I'm not so sure about that. It may not be Warren's personal calling to comment on "political process." But is neutrality really an option for one of the world's most powerful Christian leaders when state genocide of a minority is proposed in the name of Christianity?

If we decide that genocide is too political for interference, then what good is moral leadership?

Other evangelical Christians operating in Uganda are less easily excused from responsibility in the country's increasingly hostile attitudes toward gays. Often cited as having stirred the pot are pastors Scott Lively, Caleb Lee Brundidge and Don Schmierer, who last March worked with Ugandan faith leaders and politicians to help stop the "homosexualization" of the country.

No, nobody "made" Bahati write the bill. But these three pastors, known for their conviction that gays can be "cured," have been spreading their particular brand of gospel in Uganda, and it seems to have found traction. The three have distanced themselves from the proposed law and say they never encouraged punishment for gays.

This may well be the case. In fact, let's assume it is. Let's further assume that these missionaries have only the purest of intentions and want only to help strengthen the traditional family. Dear Sirs: Uganda isn't Connecticut. A country where gays are routinely harassed, rounded up and incarcerated doesn't need stoking by American fundamentalists on a mission from God.

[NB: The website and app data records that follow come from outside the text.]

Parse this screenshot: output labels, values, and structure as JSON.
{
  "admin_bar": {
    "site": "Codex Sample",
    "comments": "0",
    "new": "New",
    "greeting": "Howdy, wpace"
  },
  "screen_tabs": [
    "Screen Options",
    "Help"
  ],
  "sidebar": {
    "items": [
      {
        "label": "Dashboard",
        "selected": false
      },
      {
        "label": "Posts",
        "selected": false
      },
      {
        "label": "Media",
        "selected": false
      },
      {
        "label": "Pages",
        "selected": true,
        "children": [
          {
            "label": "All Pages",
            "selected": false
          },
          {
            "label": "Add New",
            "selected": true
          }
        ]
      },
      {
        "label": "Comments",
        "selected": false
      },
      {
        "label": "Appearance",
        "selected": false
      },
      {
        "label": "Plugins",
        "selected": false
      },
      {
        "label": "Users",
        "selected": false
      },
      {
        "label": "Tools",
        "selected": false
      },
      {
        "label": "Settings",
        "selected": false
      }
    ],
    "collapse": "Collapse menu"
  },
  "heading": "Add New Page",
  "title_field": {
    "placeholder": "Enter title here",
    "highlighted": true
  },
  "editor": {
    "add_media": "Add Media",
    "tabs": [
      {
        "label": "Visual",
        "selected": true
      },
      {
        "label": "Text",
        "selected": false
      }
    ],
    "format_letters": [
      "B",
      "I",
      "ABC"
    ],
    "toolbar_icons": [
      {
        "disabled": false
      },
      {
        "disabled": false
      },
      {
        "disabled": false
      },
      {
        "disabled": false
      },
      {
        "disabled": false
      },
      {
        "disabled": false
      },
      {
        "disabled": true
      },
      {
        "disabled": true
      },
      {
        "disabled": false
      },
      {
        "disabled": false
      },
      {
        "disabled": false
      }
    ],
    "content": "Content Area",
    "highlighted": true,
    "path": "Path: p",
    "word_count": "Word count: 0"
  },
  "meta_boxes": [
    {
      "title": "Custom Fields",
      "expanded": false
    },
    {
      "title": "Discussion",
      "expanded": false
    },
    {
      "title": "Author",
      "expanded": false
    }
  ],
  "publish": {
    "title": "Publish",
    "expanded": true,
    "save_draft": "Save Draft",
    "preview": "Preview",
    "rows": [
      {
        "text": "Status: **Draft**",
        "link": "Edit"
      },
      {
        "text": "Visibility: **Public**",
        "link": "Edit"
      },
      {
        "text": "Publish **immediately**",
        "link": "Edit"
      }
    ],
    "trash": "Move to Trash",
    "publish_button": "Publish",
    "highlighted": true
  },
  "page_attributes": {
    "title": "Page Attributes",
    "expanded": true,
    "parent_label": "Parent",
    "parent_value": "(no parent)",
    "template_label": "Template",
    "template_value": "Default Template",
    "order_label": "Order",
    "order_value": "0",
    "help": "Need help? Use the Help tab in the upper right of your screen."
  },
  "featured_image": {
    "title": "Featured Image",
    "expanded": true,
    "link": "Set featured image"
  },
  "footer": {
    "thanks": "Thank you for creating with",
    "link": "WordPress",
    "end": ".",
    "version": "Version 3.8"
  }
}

In an interview with Alan Colmes, Lively said he was invited to the African nation because Ugandans were worried about American and European gays trying to export homosexuality to their nation. Given that Uganda was already rather unwelcoming to gays, it seems unlikely that they needed advice from American preachers. Instead, it seems more the case that Uganda has became a laboratory for zealots who have found a receptive audience for their personal cause.

The proposed law is a case study in the unintended consequences of moral colonialism.

Meanwhile, one would think that Uganda, given its history, would have had enough of executions related to homosexuality and religion. In the 1880s, the martyrs of Uganda were burned to death by Mwanga II, the king of Buganda, who was miffed, by some accounts, when his own homosexual advances were declined by recent Christian converts.

And now Uganda's Christians wish to make martyrs of gays?

Not all do, of course. Some pastors are opposing the bill, and Ugandan President Yoweri Museveni has said the proposal is too tough. Human rights watchers predict the bill will be toned down to exclude capital punishment, but imprisonment is also unacceptable -- and no American should find difficulty saying so.

In a "Meet the Press" interview last November, Warren said he never takes sides, but one wishes he would. To borrow his own words, it is in certain cases extreme, unjust and un-Christian not to.